BBC HomeExplore the BBC
This page was last updated in April 2004We've left it here for reference.More information

22 July 2014
Accessibility help
Text only
BBC Jersey BBC Jersey - Ch'est eune vaque Jčrriaise
BBC Jersey homepage

BBC Homepage
Junior Football
Message Boards
Island Views
My Island
My Space

Radio Jersey


Contact Us

Like this page?
Send it to a friend!

You are in Jersey > My Island > Historic Sites > La Hougue Bie
La Hougue Bie
Jersey War Tunnels
Jersey Heritage  
Jersey War Tunnels
The BBC is not responsible for the content of external websites.

Jersey War Tunnels
Jersey has a rich history with a number of venues to show it off.
Jersey War Tunnels
Gorey Castle Panorama
Panoramic views of historic sites and general views.
Gorey Castle
La Hougue Bie
Ghosts, Gouls, Witches and Black Dogs.
Geoffrey's Leap
Le Perquage
Spanish Ships
Inside the passage grave
Inside the passage grave

La Hougue Bie began as the site of a Neolithic burial mound around 3500 BC.

The burial chamber

The mound covered a passage grave and burial chamber.

The passage grave consisted of a narrow passage leading to a large oval chamber. Two small side chambers projected from the north and south walls.

A raised platform led to a small end chamber located at the western side of the main chamber. This area was probably the most sacred area of the site.


The chapel on top of the burial mound
The chapel on top of the burial mound

The large upright stones and capstones in the tomb itself came from various places in the east of the island. They would have been set into place using earth ramps, wooden rollers and a lot of manpower.

Use of the tomb

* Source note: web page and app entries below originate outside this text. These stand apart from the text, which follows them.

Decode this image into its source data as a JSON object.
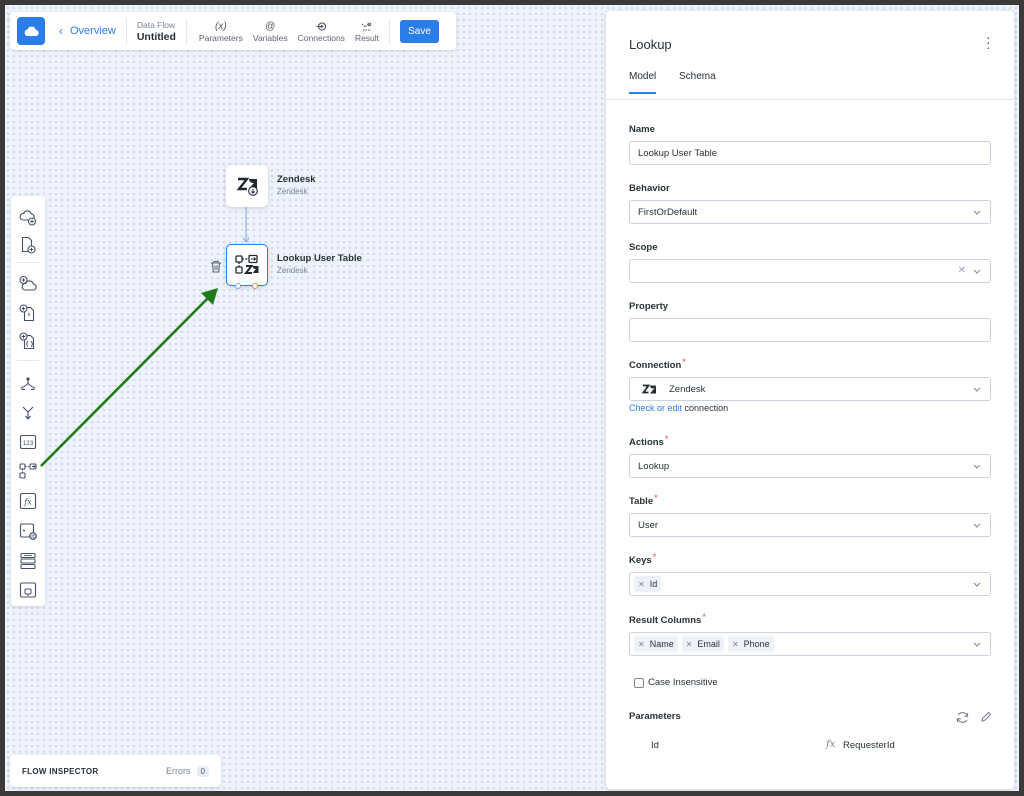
{
  "toolbar": {
    "back_label": "Overview",
    "flow_kind": "Data Flow",
    "flow_name": "Untitled",
    "tools": [
      {
        "label": "Parameters",
        "icon": "(x)"
      },
      {
        "label": "Variables",
        "icon": "@"
      },
      {
        "label": "Connections",
        "icon": "connections-icon"
      },
      {
        "label": "Result",
        "icon": "result-icon"
      }
    ],
    "save_label": "Save"
  },
  "canvas": {
    "nodes": [
      {
        "title": "Zendesk",
        "subtitle": "Zendesk"
      },
      {
        "title": "Lookup User Table",
        "subtitle": "Zendesk"
      }
    ]
  },
  "inspector": {
    "title": "FLOW INSPECTOR",
    "errors_label": "Errors",
    "errors_count": "0"
  },
  "panel": {
    "title": "Lookup",
    "tabs": [
      "Model",
      "Schema"
    ],
    "name_label": "Name",
    "name_value": "Lookup User Table",
    "behavior_label": "Behavior",
    "behavior_value": "FirstOrDefault",
    "scope_label": "Scope",
    "scope_value": "",
    "property_label": "Property",
    "property_value": "",
    "connection_label": "Connection",
    "connection_value": "Zendesk",
    "check_link": "Check or edit",
    "check_suffix": "connection",
    "actions_label": "Actions",
    "actions_value": "Lookup",
    "table_label": "Table",
    "table_value": "User",
    "keys_label": "Keys",
    "keys": [
      "Id"
    ],
    "result_label": "Result Columns",
    "result_columns": [
      "Name",
      "Email",
      "Phone"
    ],
    "case_label": "Case Insensitive",
    "parameters_label": "Parameters",
    "param_name": "Id",
    "param_fx": "fx",
    "param_value": "RequesterId",
    "required_mark": "*"
  },
  "colors": {
    "accent": "#2b7de9",
    "arrow": "#217a1c",
    "canvas": "#eef2fa"
  }
}
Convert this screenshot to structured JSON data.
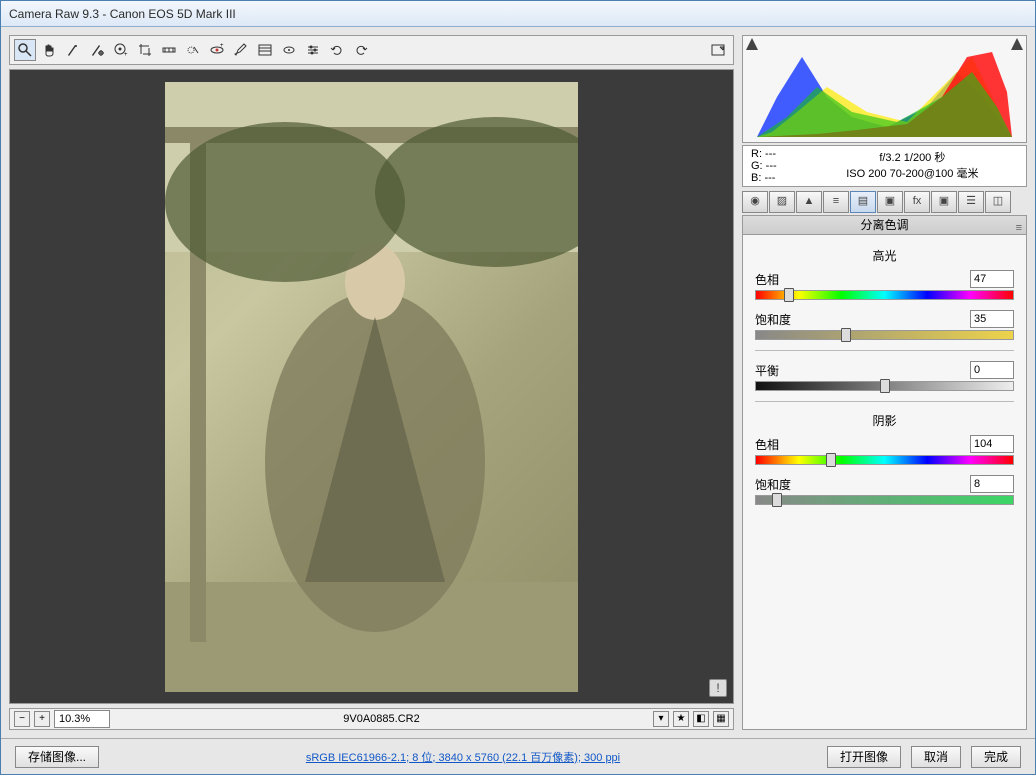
{
  "title": "Camera Raw 9.3  -  Canon EOS 5D Mark III",
  "toolbar": {
    "fullscreen": "⛶"
  },
  "zoom": "10.3%",
  "filename": "9V0A0885.CR2",
  "exif": {
    "r": "R: ---",
    "g": "G: ---",
    "b": "B: ---",
    "line1": "f/3.2  1/200 秒",
    "line2": "ISO 200  70-200@100 毫米"
  },
  "panels": {
    "active": "分离色调",
    "menu": "≡"
  },
  "split": {
    "highlights_title": "高光",
    "shadows_title": "阴影",
    "hue_label": "色相",
    "sat_label": "饱和度",
    "balance_label": "平衡",
    "h_hue": "47",
    "h_sat": "35",
    "balance": "0",
    "s_hue": "104",
    "s_sat": "8"
  },
  "footer": {
    "save": "存储图像...",
    "link": "sRGB IEC61966-2.1; 8 位; 3840 x 5760 (22.1 百万像素); 300 ppi",
    "open": "打开图像",
    "cancel": "取消",
    "done": "完成"
  }
}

Although referred to as a tomb, the site would probably have served a much more complex purpose, with a number of ritual and ceremonial functions.

It remained open and in use for several centuries, before the tomb was finally sealed and the site abandoned.

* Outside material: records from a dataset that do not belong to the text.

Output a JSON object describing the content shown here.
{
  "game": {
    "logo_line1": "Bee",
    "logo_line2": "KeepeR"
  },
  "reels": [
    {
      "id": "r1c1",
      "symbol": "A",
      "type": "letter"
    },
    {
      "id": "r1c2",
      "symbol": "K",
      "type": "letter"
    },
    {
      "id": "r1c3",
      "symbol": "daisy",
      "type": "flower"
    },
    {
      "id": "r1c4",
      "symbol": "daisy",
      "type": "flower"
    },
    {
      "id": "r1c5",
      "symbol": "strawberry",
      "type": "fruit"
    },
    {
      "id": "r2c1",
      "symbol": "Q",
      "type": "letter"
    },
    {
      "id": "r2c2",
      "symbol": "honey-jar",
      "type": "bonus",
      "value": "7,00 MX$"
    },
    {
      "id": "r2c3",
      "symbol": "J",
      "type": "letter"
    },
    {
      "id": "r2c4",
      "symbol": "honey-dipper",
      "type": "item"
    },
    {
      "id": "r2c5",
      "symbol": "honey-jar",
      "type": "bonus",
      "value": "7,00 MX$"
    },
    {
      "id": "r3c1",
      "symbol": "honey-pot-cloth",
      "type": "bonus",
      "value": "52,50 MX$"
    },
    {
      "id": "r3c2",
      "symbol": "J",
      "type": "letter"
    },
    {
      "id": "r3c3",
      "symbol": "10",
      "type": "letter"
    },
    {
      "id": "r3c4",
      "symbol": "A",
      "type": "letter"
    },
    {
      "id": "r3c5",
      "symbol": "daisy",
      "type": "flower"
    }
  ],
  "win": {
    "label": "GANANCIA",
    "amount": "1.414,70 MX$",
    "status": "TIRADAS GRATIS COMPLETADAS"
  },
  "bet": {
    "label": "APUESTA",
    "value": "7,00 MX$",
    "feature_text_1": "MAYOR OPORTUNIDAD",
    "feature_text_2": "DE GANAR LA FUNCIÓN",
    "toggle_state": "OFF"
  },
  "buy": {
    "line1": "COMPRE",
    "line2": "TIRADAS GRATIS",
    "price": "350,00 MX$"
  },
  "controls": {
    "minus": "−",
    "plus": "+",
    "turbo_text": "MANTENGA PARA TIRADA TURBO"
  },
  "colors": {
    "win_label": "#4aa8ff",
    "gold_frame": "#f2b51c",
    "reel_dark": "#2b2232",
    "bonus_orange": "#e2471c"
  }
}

From pagan to Christian

La Hougue Bie would have been recognised as a pagan site from early times, and was christianised in the twelfth century.

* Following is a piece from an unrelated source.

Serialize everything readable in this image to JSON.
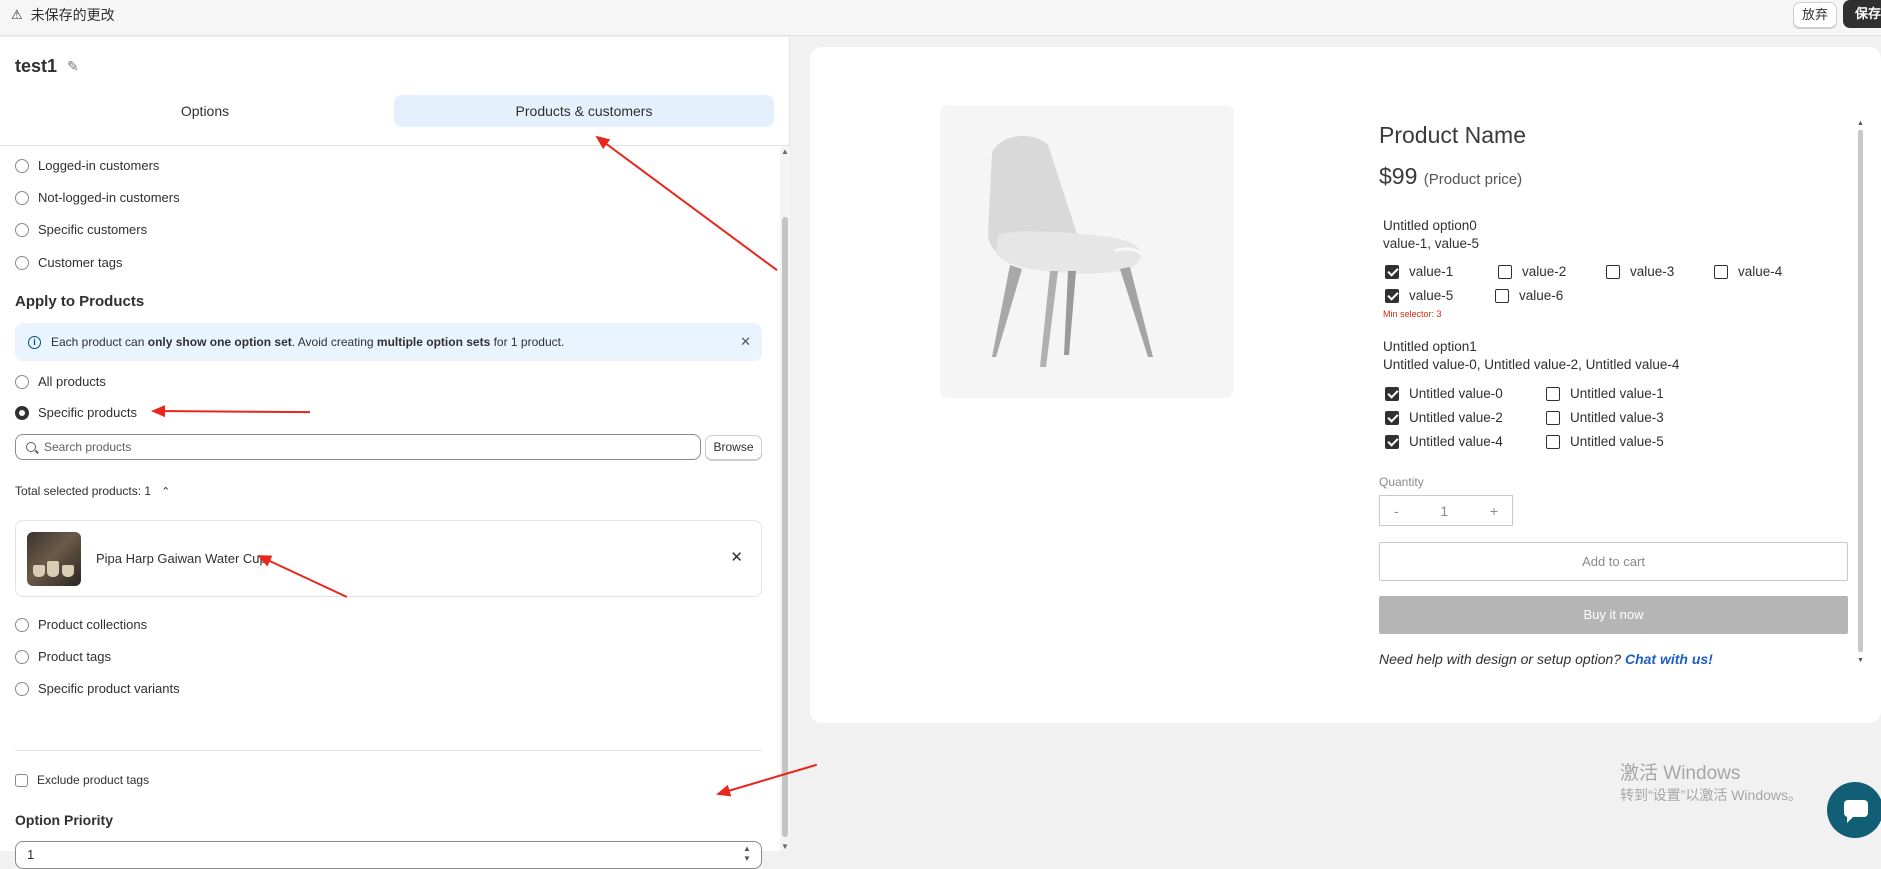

Painting of a saint on the chapel roof
Painting of a saint on the chapel roof

A chapel was constructed on the summit of La Hougue Bie, and possibly replaced an older wooden structure.

This chapel remained in use for about four centuries, until the Jerusalem chapel and crypt were built in 1520.


The chapels were abandoned around the Protestant reformation, and later fell into ruin. They were extensively rebuilt and reconsecrated in 1931.

The towers

La Hougue Bie was reoccupied in the 18th century. Shortly after 1780 the D'Auvergne family transformed the chapel ruins into a Neo-Gothic style house.

Inside one of the chapels
Inside one of the chapels

The interiors of the chapels were extensively modified to produce a large hall with windows at both ends.

At the end of the 18th century the house was abandoned and quickly fell into ruin.

Effects of the German occupation

The ruined towers of La Hougue Bie became an important landmark and tourist attraction. In 1859 it was described as 'the wonder of the island's wonders'.

In 1920 the site was bought by the Societe Jersiaise for use as an historic site.

But on the 10th March 1942 German forces began to build a battalion command bunker into the eastern side of the Neolithic mound.

Over the next few years a total of 70 trenches were dug in the grounds, causing extensive archaeological damage.


Jersey Live festival 2004   Travel News

BBC Jersey website, 18 Parade Road, St Helier, JE2 3PL
phone: 01534 837228 | e-mail: | text: 07786 202888

About the BBC | Help | Terms of Use | Privacy & Cookies Policy